Dataset rows for apps and sites
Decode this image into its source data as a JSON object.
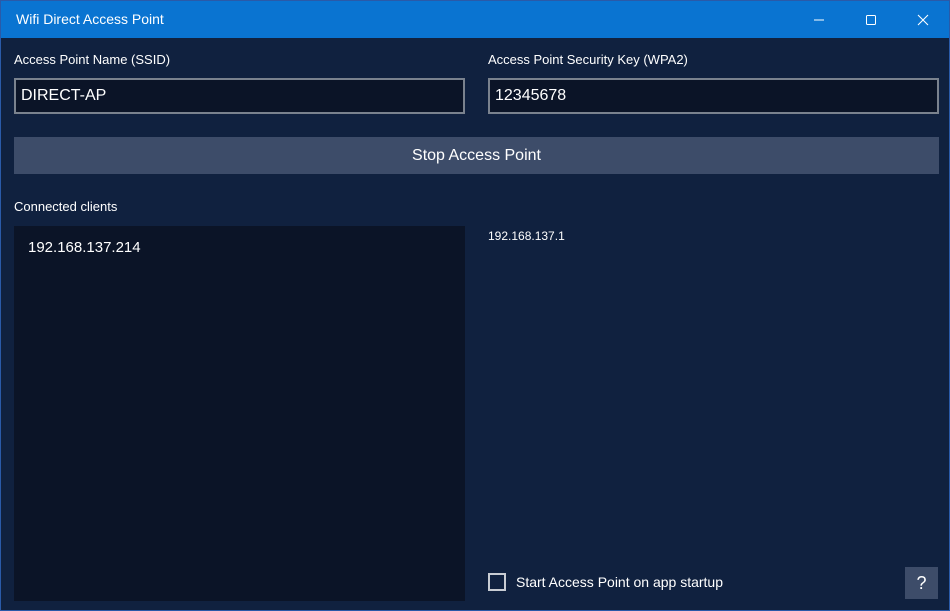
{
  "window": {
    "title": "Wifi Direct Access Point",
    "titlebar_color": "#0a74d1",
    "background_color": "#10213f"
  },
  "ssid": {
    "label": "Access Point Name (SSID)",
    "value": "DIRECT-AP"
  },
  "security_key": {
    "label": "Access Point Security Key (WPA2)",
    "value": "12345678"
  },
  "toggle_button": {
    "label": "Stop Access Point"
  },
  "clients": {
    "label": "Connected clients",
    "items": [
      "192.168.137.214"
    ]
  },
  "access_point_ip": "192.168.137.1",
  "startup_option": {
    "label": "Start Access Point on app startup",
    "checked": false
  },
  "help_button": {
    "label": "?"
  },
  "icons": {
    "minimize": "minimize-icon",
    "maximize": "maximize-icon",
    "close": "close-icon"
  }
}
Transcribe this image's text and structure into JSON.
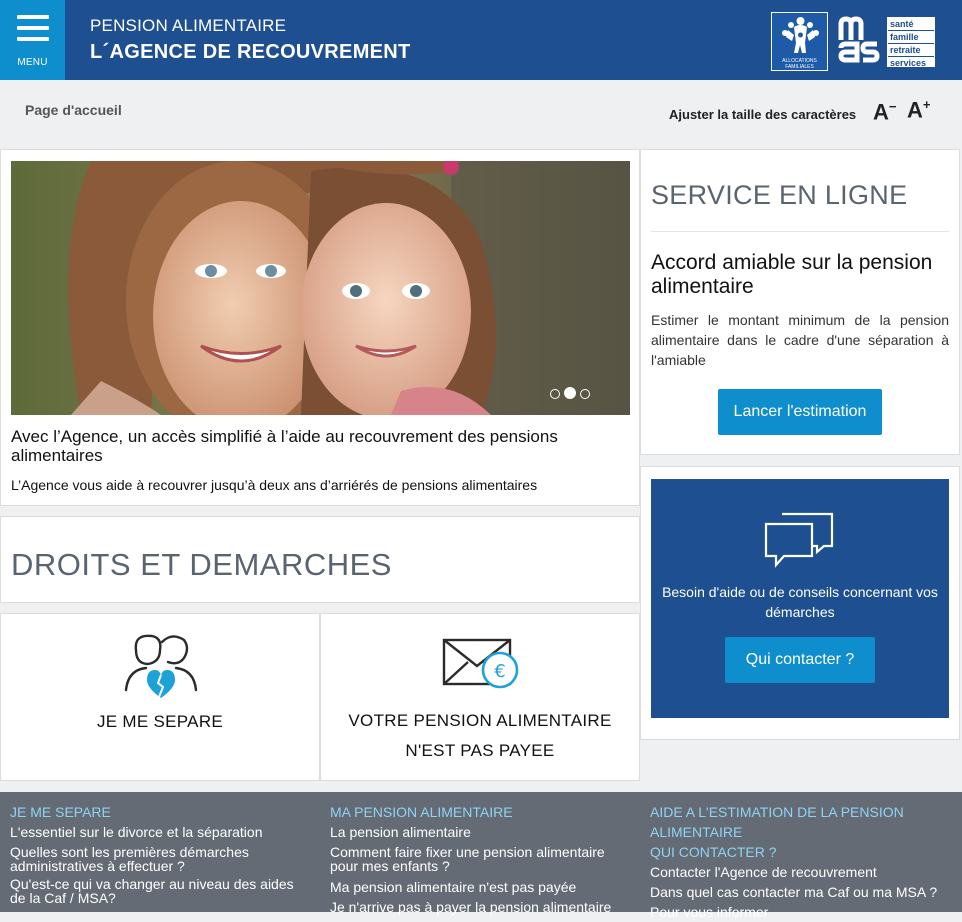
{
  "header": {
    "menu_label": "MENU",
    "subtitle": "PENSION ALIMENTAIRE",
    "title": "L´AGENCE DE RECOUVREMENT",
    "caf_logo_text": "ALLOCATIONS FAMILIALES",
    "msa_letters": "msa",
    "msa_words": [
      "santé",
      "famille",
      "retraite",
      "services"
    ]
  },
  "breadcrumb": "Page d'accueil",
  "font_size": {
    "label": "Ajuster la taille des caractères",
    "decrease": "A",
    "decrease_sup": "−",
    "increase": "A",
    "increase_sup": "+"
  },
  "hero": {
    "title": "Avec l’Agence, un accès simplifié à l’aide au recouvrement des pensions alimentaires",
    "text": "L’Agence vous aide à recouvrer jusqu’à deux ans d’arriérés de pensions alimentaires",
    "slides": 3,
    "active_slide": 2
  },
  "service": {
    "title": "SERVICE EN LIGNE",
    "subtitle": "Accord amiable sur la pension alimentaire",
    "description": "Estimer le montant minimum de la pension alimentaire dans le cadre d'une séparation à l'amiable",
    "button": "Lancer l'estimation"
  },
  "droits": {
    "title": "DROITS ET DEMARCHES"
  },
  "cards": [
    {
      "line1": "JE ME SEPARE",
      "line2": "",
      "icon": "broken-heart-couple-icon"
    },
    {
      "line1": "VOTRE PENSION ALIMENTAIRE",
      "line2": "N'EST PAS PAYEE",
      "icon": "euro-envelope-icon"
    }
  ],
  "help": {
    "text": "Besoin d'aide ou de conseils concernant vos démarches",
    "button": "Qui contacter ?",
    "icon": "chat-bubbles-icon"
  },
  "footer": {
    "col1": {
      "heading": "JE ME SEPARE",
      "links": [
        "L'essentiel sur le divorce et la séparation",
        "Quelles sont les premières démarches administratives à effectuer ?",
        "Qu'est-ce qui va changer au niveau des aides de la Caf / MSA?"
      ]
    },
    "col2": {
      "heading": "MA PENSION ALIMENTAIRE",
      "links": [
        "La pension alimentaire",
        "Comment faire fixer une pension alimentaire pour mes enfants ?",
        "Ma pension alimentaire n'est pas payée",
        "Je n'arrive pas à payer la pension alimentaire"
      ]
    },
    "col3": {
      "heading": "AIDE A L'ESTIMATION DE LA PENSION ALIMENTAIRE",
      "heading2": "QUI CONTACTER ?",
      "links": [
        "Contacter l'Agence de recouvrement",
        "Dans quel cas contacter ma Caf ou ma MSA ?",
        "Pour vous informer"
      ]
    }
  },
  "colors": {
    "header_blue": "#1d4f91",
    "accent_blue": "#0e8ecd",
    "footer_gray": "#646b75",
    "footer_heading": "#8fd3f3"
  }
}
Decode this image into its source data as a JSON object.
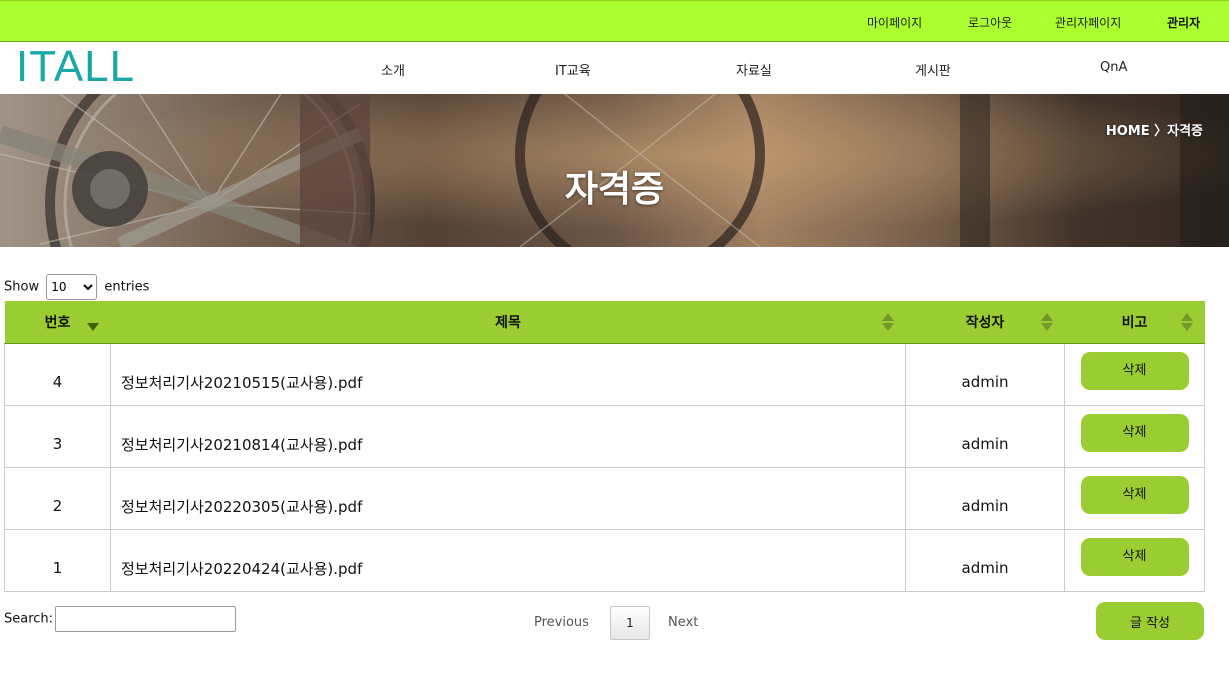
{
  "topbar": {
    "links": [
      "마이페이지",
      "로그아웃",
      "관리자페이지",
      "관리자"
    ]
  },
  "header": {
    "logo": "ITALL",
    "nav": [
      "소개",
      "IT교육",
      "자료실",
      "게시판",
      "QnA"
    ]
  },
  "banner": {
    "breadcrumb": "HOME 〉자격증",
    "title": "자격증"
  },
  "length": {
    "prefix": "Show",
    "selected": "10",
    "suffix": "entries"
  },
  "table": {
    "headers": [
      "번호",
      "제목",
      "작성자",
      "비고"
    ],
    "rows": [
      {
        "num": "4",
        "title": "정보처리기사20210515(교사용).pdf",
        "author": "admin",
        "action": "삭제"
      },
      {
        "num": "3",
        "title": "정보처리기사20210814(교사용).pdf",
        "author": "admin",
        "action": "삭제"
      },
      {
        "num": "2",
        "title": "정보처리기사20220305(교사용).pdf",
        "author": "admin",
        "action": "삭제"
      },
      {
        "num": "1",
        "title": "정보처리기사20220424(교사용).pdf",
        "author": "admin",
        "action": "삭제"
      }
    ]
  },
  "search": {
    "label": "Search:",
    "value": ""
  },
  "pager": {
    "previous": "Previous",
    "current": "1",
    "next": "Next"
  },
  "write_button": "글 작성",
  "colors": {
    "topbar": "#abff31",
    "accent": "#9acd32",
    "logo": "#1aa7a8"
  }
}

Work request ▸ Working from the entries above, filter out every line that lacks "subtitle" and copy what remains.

Finished exercise ▸
    "subtitle": "PENSION ALIMENTAIRE",
    "subtitle": "Accord amiable sur la pension alimentaire",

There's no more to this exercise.